“What is happening to Vartan Oskanian now is also the result of the fact that for many years he served government structures carrying out such actions,” Andranik Kocharian, a prominent opposition figure, tells “168 Zham.” Those actions, he says, include the March 2008 crackdown on post-election opposition protests in Yerevan. “Today it doesn’t matter to me if those actions [against Oskanian] are being taken illegally or legally,” he says. “I very much want Vartan Oskanian, who is responsible for the current state of those structures, to go and fight for justice in Armenia’s existing judicial conditions.”
Interviewed by “Yerkir,” Rustam Gasparian, a parliament deputy from the Prosperous Armenia Party (BHK), says the timing of the criminal proceedings against Oskanian is “strange.” “It is also strange that the criminal case was opened on May 25, the day after the BHK announced that it will not form a new coalition with the Republicans,” he says.
Speaking to “Hayots Ashkhar,” Vartan Bostanjian, a former BHK parliamentarian, praises Gagik Tsarukian’s party for supporting the new parliament leadership nominated by the ruling Republican Party of Armenia (HHK). “That fully fits into the constructive stance adopted by the party,” he says.
“Aravot” quotes Ara Zohrabian, deputy chairman of the Armenian Chamber of Advocates, as criticizing the Court of Cassation for allegedly failing to substantiate its frequent decisions not to even consider overturning lower court rulings.
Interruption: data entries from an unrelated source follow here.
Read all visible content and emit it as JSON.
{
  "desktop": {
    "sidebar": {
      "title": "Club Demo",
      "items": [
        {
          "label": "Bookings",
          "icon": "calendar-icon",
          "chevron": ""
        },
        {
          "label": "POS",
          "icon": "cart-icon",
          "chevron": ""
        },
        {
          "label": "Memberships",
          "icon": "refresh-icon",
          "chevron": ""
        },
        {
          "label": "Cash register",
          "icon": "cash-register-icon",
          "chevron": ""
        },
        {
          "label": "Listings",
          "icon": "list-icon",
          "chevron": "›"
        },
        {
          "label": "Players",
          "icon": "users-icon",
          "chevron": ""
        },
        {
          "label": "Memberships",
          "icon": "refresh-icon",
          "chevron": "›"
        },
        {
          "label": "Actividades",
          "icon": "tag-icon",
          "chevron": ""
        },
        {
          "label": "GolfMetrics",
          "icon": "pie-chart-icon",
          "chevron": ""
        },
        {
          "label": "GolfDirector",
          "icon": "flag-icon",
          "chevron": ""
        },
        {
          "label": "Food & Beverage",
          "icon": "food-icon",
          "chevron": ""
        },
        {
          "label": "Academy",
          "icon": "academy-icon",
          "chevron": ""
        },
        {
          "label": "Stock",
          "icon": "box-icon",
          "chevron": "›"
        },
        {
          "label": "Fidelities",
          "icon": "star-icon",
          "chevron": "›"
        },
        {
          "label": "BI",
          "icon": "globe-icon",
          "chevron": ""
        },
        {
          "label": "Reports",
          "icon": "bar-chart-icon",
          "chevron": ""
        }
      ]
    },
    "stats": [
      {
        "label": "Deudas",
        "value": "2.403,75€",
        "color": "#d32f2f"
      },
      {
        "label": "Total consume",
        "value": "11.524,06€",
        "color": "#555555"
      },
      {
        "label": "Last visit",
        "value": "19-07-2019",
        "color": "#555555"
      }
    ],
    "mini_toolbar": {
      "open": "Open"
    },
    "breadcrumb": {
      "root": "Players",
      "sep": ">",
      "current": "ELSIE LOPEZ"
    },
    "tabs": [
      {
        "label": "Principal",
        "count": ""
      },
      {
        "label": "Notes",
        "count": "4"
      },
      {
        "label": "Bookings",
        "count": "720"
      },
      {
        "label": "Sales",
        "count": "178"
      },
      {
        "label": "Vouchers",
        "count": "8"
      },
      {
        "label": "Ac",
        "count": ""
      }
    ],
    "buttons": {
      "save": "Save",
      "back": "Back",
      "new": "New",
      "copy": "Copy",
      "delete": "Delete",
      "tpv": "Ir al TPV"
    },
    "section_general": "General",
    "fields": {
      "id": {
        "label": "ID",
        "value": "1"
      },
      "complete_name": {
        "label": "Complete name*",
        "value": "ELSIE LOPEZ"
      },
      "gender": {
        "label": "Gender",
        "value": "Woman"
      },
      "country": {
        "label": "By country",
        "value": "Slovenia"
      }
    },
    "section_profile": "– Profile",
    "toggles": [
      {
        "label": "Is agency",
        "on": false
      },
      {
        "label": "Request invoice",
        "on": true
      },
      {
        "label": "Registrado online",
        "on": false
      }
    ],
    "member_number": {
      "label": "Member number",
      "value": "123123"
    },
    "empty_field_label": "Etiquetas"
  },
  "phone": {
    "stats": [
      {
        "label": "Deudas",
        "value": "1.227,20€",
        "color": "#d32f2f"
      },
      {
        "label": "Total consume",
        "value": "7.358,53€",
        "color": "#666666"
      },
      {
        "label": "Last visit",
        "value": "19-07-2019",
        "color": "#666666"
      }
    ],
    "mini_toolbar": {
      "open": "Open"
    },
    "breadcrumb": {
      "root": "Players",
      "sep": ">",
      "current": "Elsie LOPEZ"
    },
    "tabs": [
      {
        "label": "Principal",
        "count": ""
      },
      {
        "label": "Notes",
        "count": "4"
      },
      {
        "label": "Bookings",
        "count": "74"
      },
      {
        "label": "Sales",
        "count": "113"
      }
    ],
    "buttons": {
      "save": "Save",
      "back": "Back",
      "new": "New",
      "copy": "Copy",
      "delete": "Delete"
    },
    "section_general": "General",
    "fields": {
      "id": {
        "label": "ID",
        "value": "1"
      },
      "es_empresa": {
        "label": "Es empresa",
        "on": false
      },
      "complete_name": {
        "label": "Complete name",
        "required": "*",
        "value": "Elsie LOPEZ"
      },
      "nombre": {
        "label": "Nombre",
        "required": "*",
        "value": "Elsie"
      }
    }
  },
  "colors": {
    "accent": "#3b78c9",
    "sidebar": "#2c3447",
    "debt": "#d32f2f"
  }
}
But as Vartan Harutiunian, a human rights activist, tells the paper, this is not the fundamental problem of the country’s judicial system. He says Armenian courts of all instances remain tightly controlled by the presidential administration.
“Today [Armenian] nationalism is practiced by people who have no idea about it,” Arkmenik Nikoghosian, a literary critic, tells “Zhamanak.” “Today ideologies have become tools for bragging in the hands of certain people,” he says. “Some people use them to accuse others.”